### INSTRUCTIONS TO FOLLOW:
Return each line of the entries that holds the string "使用鼠标按钮左键".

Start of Block

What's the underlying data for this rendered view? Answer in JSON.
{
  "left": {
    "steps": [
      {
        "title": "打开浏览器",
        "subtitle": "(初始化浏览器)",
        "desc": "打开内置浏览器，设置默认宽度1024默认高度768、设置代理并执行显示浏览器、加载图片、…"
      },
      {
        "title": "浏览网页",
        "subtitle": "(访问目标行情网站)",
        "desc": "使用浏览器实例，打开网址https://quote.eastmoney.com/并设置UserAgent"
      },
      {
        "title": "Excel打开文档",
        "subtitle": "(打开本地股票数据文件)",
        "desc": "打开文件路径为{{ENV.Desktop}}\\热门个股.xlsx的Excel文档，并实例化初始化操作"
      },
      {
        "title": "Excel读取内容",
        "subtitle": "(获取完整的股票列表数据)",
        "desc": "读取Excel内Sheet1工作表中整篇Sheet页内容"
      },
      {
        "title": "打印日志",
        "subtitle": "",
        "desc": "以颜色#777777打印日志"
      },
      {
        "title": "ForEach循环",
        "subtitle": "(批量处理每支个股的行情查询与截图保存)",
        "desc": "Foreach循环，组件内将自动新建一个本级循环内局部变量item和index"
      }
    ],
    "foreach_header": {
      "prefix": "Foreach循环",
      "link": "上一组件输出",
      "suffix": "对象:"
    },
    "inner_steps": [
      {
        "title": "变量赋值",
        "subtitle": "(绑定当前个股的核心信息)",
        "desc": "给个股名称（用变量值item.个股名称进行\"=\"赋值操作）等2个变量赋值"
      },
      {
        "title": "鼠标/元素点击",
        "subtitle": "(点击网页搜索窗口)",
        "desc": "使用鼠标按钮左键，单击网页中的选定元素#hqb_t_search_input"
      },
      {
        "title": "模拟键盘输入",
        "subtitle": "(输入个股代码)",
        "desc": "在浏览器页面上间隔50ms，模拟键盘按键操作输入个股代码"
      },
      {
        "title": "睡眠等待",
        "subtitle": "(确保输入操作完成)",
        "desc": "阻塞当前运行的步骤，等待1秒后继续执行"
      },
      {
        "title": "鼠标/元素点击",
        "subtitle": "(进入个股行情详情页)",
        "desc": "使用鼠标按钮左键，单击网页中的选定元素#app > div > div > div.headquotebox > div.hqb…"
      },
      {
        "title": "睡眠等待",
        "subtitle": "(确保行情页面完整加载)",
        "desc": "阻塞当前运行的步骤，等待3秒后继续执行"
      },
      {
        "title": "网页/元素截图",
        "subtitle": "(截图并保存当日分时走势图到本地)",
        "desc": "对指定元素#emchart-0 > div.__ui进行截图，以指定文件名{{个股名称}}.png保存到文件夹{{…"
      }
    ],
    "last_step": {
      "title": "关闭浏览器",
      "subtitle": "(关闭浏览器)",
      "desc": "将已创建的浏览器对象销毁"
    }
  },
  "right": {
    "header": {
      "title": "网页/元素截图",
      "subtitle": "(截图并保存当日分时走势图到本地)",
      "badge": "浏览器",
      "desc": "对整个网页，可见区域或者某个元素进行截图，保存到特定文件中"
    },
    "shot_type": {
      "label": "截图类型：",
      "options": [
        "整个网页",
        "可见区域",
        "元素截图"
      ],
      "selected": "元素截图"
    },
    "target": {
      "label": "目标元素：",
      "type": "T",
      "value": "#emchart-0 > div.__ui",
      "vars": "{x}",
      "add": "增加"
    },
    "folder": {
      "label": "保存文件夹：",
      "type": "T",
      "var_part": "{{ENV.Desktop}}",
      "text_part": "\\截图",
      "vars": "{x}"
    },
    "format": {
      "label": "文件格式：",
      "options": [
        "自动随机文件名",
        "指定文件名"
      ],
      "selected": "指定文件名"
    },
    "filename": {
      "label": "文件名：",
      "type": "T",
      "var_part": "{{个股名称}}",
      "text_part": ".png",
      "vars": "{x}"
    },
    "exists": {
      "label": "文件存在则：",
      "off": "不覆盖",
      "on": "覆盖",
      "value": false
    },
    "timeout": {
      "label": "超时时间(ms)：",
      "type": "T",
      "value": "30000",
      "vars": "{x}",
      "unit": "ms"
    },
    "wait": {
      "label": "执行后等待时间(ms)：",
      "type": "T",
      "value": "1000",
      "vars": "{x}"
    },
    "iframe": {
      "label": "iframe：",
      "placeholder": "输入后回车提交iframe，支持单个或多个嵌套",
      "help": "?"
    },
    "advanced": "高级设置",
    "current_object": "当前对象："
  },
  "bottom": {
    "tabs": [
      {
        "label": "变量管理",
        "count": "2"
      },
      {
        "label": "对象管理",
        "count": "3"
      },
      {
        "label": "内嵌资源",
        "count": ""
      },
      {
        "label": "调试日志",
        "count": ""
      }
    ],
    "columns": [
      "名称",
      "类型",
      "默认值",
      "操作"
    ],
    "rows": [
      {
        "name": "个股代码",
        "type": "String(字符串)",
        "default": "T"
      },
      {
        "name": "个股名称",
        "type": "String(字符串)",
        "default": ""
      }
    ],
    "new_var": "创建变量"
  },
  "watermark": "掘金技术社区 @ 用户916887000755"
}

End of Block
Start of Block

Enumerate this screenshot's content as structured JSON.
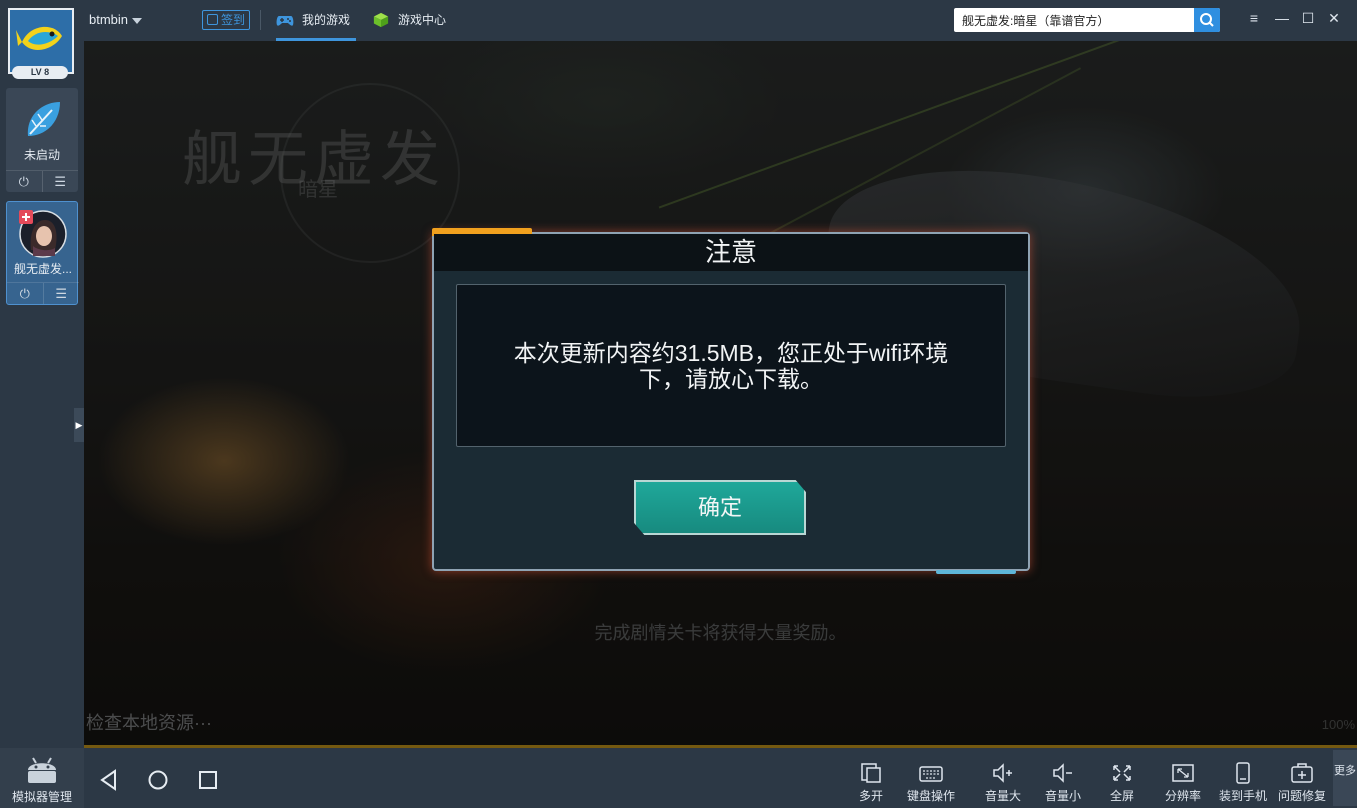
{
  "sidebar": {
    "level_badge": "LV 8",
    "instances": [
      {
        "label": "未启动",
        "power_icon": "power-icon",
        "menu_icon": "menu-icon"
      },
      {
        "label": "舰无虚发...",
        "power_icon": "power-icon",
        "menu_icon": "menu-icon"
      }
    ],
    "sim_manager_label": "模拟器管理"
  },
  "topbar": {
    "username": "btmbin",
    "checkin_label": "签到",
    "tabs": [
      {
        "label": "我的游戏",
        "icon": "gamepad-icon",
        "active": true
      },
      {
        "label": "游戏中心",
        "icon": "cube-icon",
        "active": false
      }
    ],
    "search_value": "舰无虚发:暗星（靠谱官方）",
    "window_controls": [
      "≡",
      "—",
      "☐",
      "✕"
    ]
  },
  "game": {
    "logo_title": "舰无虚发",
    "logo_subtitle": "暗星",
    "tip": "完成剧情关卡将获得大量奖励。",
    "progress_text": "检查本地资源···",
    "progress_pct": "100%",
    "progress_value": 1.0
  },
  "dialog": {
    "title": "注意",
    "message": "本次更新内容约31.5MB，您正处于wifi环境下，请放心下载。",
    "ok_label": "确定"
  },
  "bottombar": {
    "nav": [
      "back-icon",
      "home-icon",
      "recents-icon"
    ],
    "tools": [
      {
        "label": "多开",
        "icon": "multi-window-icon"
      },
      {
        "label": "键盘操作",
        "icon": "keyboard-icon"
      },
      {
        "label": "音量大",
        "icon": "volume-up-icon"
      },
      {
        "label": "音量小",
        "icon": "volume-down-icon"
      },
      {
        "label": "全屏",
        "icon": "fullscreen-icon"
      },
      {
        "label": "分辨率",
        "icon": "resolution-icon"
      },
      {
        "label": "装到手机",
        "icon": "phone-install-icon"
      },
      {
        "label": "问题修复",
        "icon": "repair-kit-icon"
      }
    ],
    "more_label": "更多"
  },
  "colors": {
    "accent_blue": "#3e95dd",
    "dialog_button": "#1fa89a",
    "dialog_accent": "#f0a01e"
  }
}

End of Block

### SOLUTION FOR THIS TASK:
        "desc": "使用鼠标按钮左键，单击网页中的选定元素#hqb_t_search_input"
        "desc": "使用鼠标按钮左键，单击网页中的选定元素#app > div > div > div.headquotebox > div.hqb…"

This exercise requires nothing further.